### About this exercise
Show each line of the data below in which "filter" occurs.

### Recorded information
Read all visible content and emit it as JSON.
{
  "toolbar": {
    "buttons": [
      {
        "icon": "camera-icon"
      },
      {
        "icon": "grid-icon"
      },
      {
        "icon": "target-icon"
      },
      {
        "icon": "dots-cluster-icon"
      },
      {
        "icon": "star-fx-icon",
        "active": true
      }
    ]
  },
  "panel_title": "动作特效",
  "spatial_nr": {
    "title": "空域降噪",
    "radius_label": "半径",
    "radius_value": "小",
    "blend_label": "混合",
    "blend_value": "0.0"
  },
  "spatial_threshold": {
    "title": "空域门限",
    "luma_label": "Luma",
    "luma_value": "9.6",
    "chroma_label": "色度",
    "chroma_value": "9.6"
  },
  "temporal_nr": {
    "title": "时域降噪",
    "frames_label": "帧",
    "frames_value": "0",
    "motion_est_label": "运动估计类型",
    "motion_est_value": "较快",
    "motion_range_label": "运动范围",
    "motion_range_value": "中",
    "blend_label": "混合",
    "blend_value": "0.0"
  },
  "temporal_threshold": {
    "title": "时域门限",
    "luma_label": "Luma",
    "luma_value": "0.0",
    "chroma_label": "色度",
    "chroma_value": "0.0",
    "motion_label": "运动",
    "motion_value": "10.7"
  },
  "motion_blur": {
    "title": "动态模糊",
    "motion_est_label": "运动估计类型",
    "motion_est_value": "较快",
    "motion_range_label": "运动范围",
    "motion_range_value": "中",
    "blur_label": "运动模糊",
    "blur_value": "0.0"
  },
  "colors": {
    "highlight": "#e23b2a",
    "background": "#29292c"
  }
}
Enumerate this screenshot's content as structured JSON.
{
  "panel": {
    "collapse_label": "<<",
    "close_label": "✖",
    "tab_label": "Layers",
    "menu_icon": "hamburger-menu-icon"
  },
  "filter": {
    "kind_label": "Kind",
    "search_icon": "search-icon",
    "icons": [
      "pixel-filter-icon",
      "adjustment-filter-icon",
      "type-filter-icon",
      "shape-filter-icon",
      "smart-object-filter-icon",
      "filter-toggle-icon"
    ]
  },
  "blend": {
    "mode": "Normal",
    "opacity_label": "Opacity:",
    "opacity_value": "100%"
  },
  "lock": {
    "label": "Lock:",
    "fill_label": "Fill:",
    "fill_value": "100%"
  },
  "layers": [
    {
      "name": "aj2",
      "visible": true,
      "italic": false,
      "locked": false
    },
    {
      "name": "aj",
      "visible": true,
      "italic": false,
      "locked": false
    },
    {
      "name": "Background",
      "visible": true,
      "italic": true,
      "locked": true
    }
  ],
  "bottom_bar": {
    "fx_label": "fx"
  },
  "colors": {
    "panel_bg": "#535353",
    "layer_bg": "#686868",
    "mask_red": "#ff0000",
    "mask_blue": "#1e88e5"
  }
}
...
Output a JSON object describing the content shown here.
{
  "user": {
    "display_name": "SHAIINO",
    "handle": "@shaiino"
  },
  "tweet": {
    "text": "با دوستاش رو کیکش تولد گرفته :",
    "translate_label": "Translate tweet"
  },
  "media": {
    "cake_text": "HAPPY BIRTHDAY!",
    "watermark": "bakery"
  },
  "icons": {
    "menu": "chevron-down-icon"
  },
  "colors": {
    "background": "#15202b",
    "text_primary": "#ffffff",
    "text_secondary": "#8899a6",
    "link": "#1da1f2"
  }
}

### Answer for the task
  "filter": {
      "pixel-filter-icon",
      "adjustment-filter-icon",
      "type-filter-icon",
      "shape-filter-icon",
      "smart-object-filter-icon",
      "filter-toggle-icon"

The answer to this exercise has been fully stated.